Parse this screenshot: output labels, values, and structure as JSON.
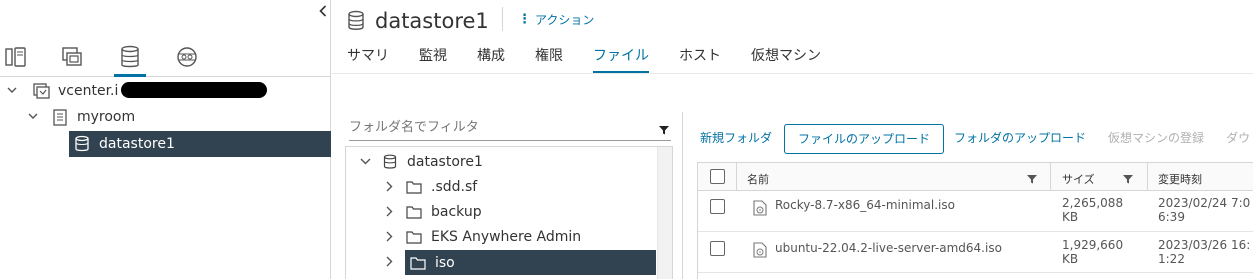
{
  "navigator": {
    "tree": [
      {
        "label": "vcenter.i",
        "icon": "vcenter-icon"
      },
      {
        "label": "myroom",
        "icon": "datacenter-icon"
      },
      {
        "label": "datastore1",
        "icon": "datastore-icon"
      }
    ]
  },
  "header": {
    "object_title": "datastore1",
    "actions_label": "アクション"
  },
  "tabs": [
    "サマリ",
    "監視",
    "構成",
    "権限",
    "ファイル",
    "ホスト",
    "仮想マシン"
  ],
  "active_tab": "ファイル",
  "folder_panel": {
    "filter_placeholder": "フォルダ名でフィルタ",
    "items": [
      {
        "label": "datastore1",
        "icon": "datastore-icon",
        "expanded": true
      },
      {
        "label": ".sdd.sf",
        "icon": "folder-icon"
      },
      {
        "label": "backup",
        "icon": "folder-icon"
      },
      {
        "label": "EKS Anywhere Admin",
        "icon": "folder-icon"
      },
      {
        "label": "iso",
        "icon": "folder-icon",
        "selected": true
      }
    ]
  },
  "file_toolbar": {
    "new_folder": "新規フォルダ",
    "upload_files": "ファイルのアップロード",
    "upload_folder": "フォルダのアップロード",
    "register_vm": "仮想マシンの登録",
    "download": "ダウ"
  },
  "file_grid": {
    "columns": [
      "名前",
      "サイズ",
      "変更時刻"
    ],
    "rows": [
      {
        "name": "Rocky-8.7-x86_64-minimal.iso",
        "size_line1": "2,265,088",
        "size_line2": "KB",
        "modified_line1": "2023/02/24 7:0",
        "modified_line2": "6:39"
      },
      {
        "name": "ubuntu-22.04.2-live-server-amd64.iso",
        "size_line1": "1,929,660",
        "size_line2": "KB",
        "modified_line1": "2023/03/26 16:",
        "modified_line2": "1:22"
      }
    ]
  },
  "colors": {
    "accent": "#0072a3",
    "selected_bg": "#314351"
  }
}
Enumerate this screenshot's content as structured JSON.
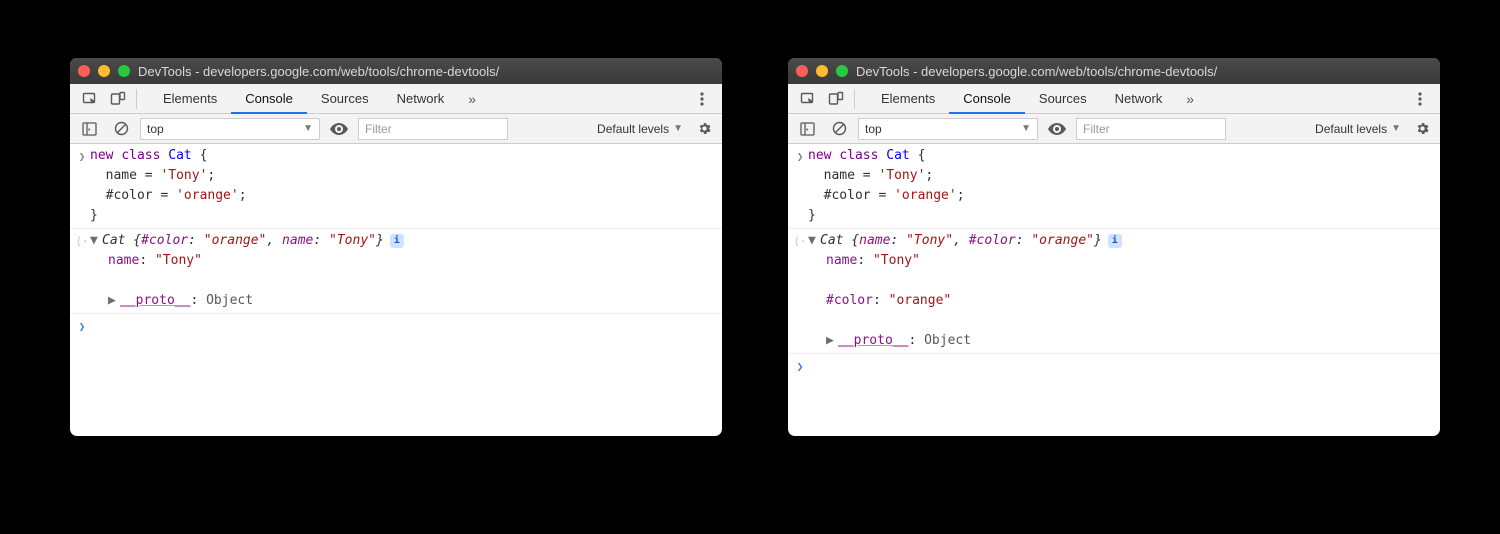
{
  "windows": [
    {
      "title": "DevTools - developers.google.com/web/tools/chrome-devtools/",
      "tabs": {
        "elements": "Elements",
        "console": "Console",
        "sources": "Sources",
        "network": "Network",
        "active": "console"
      },
      "toolbar": {
        "context": "top",
        "filter_placeholder": "Filter",
        "levels": "Default levels"
      },
      "input_code": "new class Cat {\n  name = 'Tony';\n  #color = 'orange';\n}",
      "output": {
        "header": "Cat {#color: \"orange\", name: \"Tony\"}",
        "props": [
          {
            "name": "name",
            "value": "\"Tony\""
          }
        ],
        "proto": {
          "label": "__proto__",
          "value": "Object"
        }
      }
    },
    {
      "title": "DevTools - developers.google.com/web/tools/chrome-devtools/",
      "tabs": {
        "elements": "Elements",
        "console": "Console",
        "sources": "Sources",
        "network": "Network",
        "active": "console"
      },
      "toolbar": {
        "context": "top",
        "filter_placeholder": "Filter",
        "levels": "Default levels"
      },
      "input_code": "new class Cat {\n  name = 'Tony';\n  #color = 'orange';\n}",
      "output": {
        "header": "Cat {name: \"Tony\", #color: \"orange\"}",
        "props": [
          {
            "name": "name",
            "value": "\"Tony\""
          },
          {
            "name": "#color",
            "value": "\"orange\""
          }
        ],
        "proto": {
          "label": "__proto__",
          "value": "Object"
        }
      }
    }
  ]
}
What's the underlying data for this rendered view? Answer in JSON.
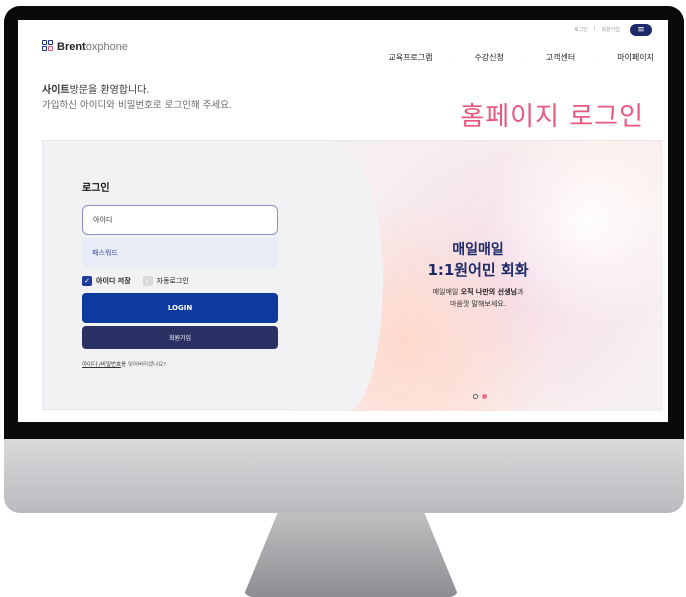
{
  "header": {
    "logo_brand": "Brent",
    "logo_sub": "oxphone",
    "util_links": [
      "로그인",
      "회원가입"
    ],
    "menu_icon": "hamburger-icon",
    "nav": [
      "교육프로그램",
      "수강신청",
      "고객센터",
      "마이페이지"
    ]
  },
  "intro": {
    "welcome_bold": "사이트",
    "welcome_rest": "방문을 환영합니다.",
    "welcome_sub": "가입하신 아이디와 비밀번호로 로그인해 주세요.",
    "heading": "홈페이지 로그인"
  },
  "login": {
    "title": "로그인",
    "id_placeholder": "아이디",
    "pw_placeholder": "패스워드",
    "save_id_label": "아이디 저장",
    "save_id_checked": true,
    "auto_login_label": "자동로그인",
    "auto_login_checked": false,
    "login_button": "LOGIN",
    "signup_button": "회원가입",
    "forgot_link": "아이디 /비밀번호",
    "forgot_suffix": "를 잊어버리셨나요?"
  },
  "hero": {
    "title1": "매일매일",
    "title2": "1:1원어민 회화",
    "desc1_prefix": "매일매일 ",
    "desc1_bold": "오직 나만의 선생님",
    "desc1_suffix": "과",
    "desc2": "마음껏 말해보세요.",
    "slide_count": 2,
    "active_slide": 1
  },
  "colors": {
    "brand_navy": "#1d2a6a",
    "login_button": "#0d3a9f",
    "heading_pink": "#e9577d"
  }
}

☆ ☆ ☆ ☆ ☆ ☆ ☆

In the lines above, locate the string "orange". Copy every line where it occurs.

Response to this exercise:
      "input_code": "new class Cat {\n  name = 'Tony';\n  #color = 'orange';\n}",
        "header": "Cat {#color: \"orange\", name: \"Tony\"}",
      "input_code": "new class Cat {\n  name = 'Tony';\n  #color = 'orange';\n}",
        "header": "Cat {name: \"Tony\", #color: \"orange\"}",
            "value": "\"orange\""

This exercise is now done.